[Collected data entries]
⁂
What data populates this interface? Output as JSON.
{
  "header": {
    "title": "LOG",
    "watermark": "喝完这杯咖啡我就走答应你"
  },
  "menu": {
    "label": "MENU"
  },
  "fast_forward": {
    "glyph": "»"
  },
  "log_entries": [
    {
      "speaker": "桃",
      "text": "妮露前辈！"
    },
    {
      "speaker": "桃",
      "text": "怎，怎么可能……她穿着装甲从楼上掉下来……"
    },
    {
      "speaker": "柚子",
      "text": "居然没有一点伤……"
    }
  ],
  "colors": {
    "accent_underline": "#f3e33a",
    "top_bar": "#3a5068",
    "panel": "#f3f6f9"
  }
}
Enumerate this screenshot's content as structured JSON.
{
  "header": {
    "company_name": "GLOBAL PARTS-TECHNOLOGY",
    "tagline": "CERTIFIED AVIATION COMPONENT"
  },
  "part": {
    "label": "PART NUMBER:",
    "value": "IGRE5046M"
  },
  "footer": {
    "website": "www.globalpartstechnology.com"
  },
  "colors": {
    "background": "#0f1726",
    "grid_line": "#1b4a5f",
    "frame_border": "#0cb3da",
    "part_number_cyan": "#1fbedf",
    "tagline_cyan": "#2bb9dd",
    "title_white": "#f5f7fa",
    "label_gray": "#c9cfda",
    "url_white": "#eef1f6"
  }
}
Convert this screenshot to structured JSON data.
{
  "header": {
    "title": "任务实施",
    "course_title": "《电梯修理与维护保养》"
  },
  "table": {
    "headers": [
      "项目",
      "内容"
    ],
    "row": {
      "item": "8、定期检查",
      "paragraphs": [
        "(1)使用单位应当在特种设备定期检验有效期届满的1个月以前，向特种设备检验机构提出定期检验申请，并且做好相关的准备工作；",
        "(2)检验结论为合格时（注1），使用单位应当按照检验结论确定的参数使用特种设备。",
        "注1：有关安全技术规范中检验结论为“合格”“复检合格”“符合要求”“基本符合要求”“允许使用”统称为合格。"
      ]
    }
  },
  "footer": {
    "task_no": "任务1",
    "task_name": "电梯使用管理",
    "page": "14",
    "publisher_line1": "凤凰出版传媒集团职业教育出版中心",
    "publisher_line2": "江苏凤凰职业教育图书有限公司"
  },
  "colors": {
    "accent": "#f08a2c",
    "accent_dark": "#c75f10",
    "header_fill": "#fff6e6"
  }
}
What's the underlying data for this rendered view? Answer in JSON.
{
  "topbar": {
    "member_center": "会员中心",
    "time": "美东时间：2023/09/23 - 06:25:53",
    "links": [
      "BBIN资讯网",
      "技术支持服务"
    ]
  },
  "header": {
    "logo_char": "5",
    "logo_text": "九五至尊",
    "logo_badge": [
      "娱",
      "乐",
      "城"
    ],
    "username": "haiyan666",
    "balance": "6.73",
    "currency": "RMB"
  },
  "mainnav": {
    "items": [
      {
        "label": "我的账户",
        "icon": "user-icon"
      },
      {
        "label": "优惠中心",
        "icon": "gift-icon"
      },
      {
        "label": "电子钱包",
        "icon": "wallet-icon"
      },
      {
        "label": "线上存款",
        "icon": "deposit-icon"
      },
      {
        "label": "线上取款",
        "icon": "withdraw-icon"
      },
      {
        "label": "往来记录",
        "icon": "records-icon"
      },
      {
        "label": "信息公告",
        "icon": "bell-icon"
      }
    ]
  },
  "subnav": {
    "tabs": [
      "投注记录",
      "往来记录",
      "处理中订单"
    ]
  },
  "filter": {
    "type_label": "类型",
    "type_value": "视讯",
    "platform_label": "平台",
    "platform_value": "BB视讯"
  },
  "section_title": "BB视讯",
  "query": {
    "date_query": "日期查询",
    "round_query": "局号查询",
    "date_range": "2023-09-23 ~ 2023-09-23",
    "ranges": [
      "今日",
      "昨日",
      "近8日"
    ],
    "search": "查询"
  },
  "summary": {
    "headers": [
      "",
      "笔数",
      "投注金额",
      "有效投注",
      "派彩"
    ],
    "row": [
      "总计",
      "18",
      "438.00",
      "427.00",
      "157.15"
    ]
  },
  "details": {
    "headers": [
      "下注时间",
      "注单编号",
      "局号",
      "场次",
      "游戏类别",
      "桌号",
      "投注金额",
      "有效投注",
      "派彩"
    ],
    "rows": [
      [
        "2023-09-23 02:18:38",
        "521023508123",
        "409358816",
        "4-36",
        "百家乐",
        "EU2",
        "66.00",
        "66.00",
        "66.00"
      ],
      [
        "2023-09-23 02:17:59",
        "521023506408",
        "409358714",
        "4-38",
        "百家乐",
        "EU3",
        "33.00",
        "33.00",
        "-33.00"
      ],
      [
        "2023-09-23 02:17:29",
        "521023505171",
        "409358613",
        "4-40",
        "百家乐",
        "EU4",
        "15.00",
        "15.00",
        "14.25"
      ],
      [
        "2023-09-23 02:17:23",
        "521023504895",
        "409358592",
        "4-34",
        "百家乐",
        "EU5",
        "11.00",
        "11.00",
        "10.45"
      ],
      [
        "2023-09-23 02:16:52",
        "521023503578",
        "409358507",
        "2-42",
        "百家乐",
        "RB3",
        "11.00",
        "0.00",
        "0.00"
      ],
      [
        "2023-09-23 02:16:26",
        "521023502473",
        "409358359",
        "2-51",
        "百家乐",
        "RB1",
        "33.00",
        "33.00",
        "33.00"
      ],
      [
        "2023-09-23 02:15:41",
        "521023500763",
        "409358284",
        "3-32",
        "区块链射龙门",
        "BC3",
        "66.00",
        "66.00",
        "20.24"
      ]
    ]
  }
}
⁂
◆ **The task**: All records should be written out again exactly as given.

◆ **Answer area**:
What data populates this interface? Output as JSON.
{
  "header": {
    "title": "LOG",
    "watermark": "喝完这杯咖啡我就走答应你"
  },
  "menu": {
    "label": "MENU"
  },
  "fast_forward": {
    "glyph": "»"
  },
  "log_entries": [
    {
      "speaker": "桃",
      "text": "妮露前辈！"
    },
    {
      "speaker": "桃",
      "text": "怎，怎么可能……她穿着装甲从楼上掉下来……"
    },
    {
      "speaker": "柚子",
      "text": "居然没有一点伤……"
    }
  ],
  "colors": {
    "accent_underline": "#f3e33a",
    "top_bar": "#3a5068",
    "panel": "#f3f6f9"
  }
}
Enumerate this screenshot's content as structured JSON.
{
  "header": {
    "company_name": "GLOBAL PARTS-TECHNOLOGY",
    "tagline": "CERTIFIED AVIATION COMPONENT"
  },
  "part": {
    "label": "PART NUMBER:",
    "value": "IGRE5046M"
  },
  "footer": {
    "website": "www.globalpartstechnology.com"
  },
  "colors": {
    "background": "#0f1726",
    "grid_line": "#1b4a5f",
    "frame_border": "#0cb3da",
    "part_number_cyan": "#1fbedf",
    "tagline_cyan": "#2bb9dd",
    "title_white": "#f5f7fa",
    "label_gray": "#c9cfda",
    "url_white": "#eef1f6"
  }
}
Convert this screenshot to structured JSON data.
{
  "header": {
    "title": "任务实施",
    "course_title": "《电梯修理与维护保养》"
  },
  "table": {
    "headers": [
      "项目",
      "内容"
    ],
    "row": {
      "item": "8、定期检查",
      "paragraphs": [
        "(1)使用单位应当在特种设备定期检验有效期届满的1个月以前，向特种设备检验机构提出定期检验申请，并且做好相关的准备工作；",
        "(2)检验结论为合格时（注1），使用单位应当按照检验结论确定的参数使用特种设备。",
        "注1：有关安全技术规范中检验结论为“合格”“复检合格”“符合要求”“基本符合要求”“允许使用”统称为合格。"
      ]
    }
  },
  "footer": {
    "task_no": "任务1",
    "task_name": "电梯使用管理",
    "page": "14",
    "publisher_line1": "凤凰出版传媒集团职业教育出版中心",
    "publisher_line2": "江苏凤凰职业教育图书有限公司"
  },
  "colors": {
    "accent": "#f08a2c",
    "accent_dark": "#c75f10",
    "header_fill": "#fff6e6"
  }
}
What's the underlying data for this rendered view? Answer in JSON.
{
  "topbar": {
    "member_center": "会员中心",
    "time": "美东时间：2023/09/23 - 06:25:53",
    "links": [
      "BBIN资讯网",
      "技术支持服务"
    ]
  },
  "header": {
    "logo_char": "5",
    "logo_text": "九五至尊",
    "logo_badge": [
      "娱",
      "乐",
      "城"
    ],
    "username": "haiyan666",
    "balance": "6.73",
    "currency": "RMB"
  },
  "mainnav": {
    "items": [
      {
        "label": "我的账户",
        "icon": "user-icon"
      },
      {
        "label": "优惠中心",
        "icon": "gift-icon"
      },
      {
        "label": "电子钱包",
        "icon": "wallet-icon"
      },
      {
        "label": "线上存款",
        "icon": "deposit-icon"
      },
      {
        "label": "线上取款",
        "icon": "withdraw-icon"
      },
      {
        "label": "往来记录",
        "icon": "records-icon"
      },
      {
        "label": "信息公告",
        "icon": "bell-icon"
      }
    ]
  },
  "subnav": {
    "tabs": [
      "投注记录",
      "往来记录",
      "处理中订单"
    ]
  },
  "filter": {
    "type_label": "类型",
    "type_value": "视讯",
    "platform_label": "平台",
    "platform_value": "BB视讯"
  },
  "section_title": "BB视讯",
  "query": {
    "date_query": "日期查询",
    "round_query": "局号查询",
    "date_range": "2023-09-23 ~ 2023-09-23",
    "ranges": [
      "今日",
      "昨日",
      "近8日"
    ],
    "search": "查询"
  },
  "summary": {
    "headers": [
      "",
      "笔数",
      "投注金额",
      "有效投注",
      "派彩"
    ],
    "row": [
      "总计",
      "18",
      "438.00",
      "427.00",
      "157.15"
    ]
  },
  "details": {
    "headers": [
      "下注时间",
      "注单编号",
      "局号",
      "场次",
      "游戏类别",
      "桌号",
      "投注金额",
      "有效投注",
      "派彩"
    ],
    "rows": [
      [
        "2023-09-23 02:18:38",
        "521023508123",
        "409358816",
        "4-36",
        "百家乐",
        "EU2",
        "66.00",
        "66.00",
        "66.00"
      ],
      [
        "2023-09-23 02:17:59",
        "521023506408",
        "409358714",
        "4-38",
        "百家乐",
        "EU3",
        "33.00",
        "33.00",
        "-33.00"
      ],
      [
        "2023-09-23 02:17:29",
        "521023505171",
        "409358613",
        "4-40",
        "百家乐",
        "EU4",
        "15.00",
        "15.00",
        "14.25"
      ],
      [
        "2023-09-23 02:17:23",
        "521023504895",
        "409358592",
        "4-34",
        "百家乐",
        "EU5",
        "11.00",
        "11.00",
        "10.45"
      ],
      [
        "2023-09-23 02:16:52",
        "521023503578",
        "409358507",
        "2-42",
        "百家乐",
        "RB3",
        "11.00",
        "0.00",
        "0.00"
      ],
      [
        "2023-09-23 02:16:26",
        "521023502473",
        "409358359",
        "2-51",
        "百家乐",
        "RB1",
        "33.00",
        "33.00",
        "33.00"
      ],
      [
        "2023-09-23 02:15:41",
        "521023500763",
        "409358284",
        "3-32",
        "区块链射龙门",
        "BC3",
        "66.00",
        "66.00",
        "20.24"
      ]
    ]
  }
}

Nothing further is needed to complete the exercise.